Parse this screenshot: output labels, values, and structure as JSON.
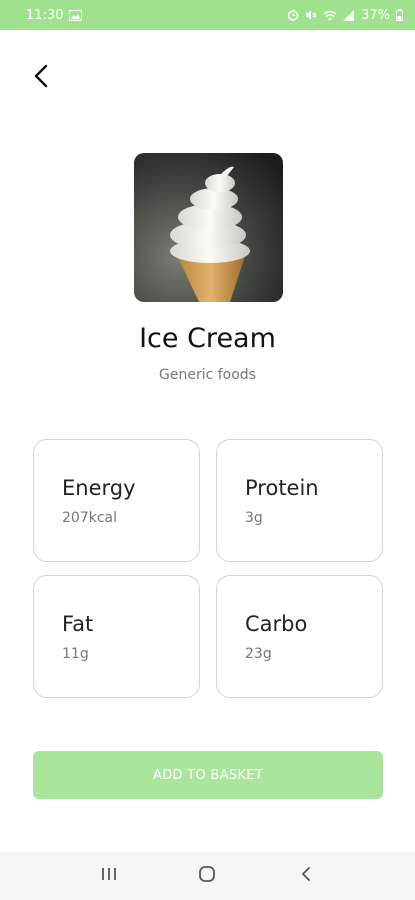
{
  "status_bar": {
    "time": "11:30",
    "battery": "37%",
    "background_color": "#9fe18e",
    "icons": [
      "image-icon",
      "alarm-icon",
      "mute-icon",
      "wifi-icon",
      "signal-icon",
      "battery-icon"
    ]
  },
  "header": {
    "back_icon": "chevron-left-icon"
  },
  "food": {
    "name": "Ice Cream",
    "category": "Generic foods",
    "image": "ice-cream-cone-photo"
  },
  "nutrients": {
    "energy": {
      "label": "Energy",
      "value": "207kcal"
    },
    "protein": {
      "label": "Protein",
      "value": "3g"
    },
    "fat": {
      "label": "Fat",
      "value": "11g"
    },
    "carbo": {
      "label": "Carbo",
      "value": "23g"
    }
  },
  "actions": {
    "add_to_basket_label": "ADD TO BASKET",
    "button_color": "#a9e59b"
  },
  "nav_bar": {
    "icons": [
      "recent-apps-icon",
      "home-icon",
      "back-nav-icon"
    ]
  }
}
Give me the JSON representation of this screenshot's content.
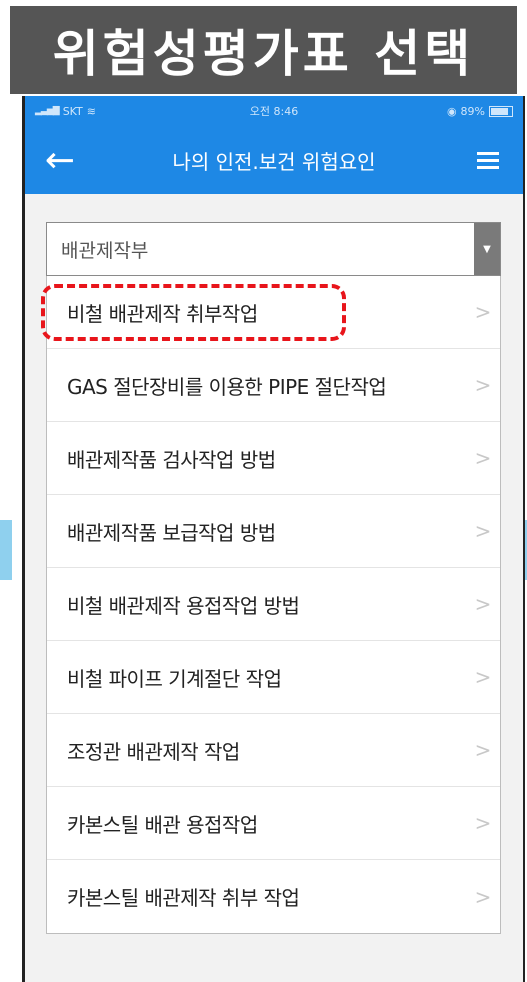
{
  "banner": {
    "title": "위험성평가표 선택"
  },
  "statusbar": {
    "carrier": "SKT",
    "time": "오전 8:46",
    "battery": "89%"
  },
  "appbar": {
    "title": "나의 인전.보건 위험요인"
  },
  "select": {
    "value": "배관제작부"
  },
  "list": {
    "items": [
      {
        "label": "비철 배관제작 취부작업",
        "highlighted": true
      },
      {
        "label": "GAS 절단장비를 이용한 PIPE 절단작업"
      },
      {
        "label": "배관제작품 검사작업 방법"
      },
      {
        "label": "배관제작품 보급작업 방법"
      },
      {
        "label": "비철 배관제작 용접작업 방법"
      },
      {
        "label": "비철 파이프 기계절단 작업"
      },
      {
        "label": "조정관 배관제작 작업"
      },
      {
        "label": "카본스틸 배관 용접작업"
      },
      {
        "label": "카본스틸 배관제작 취부 작업"
      }
    ],
    "chevron": ">"
  },
  "colors": {
    "appbar": "#1e88e5",
    "highlight": "#e8151b",
    "banner": "#555555"
  }
}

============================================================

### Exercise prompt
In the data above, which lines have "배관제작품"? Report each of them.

### Result for this task
        "label": "배관제작품 검사작업 방법"
        "label": "배관제작품 보급작업 방법"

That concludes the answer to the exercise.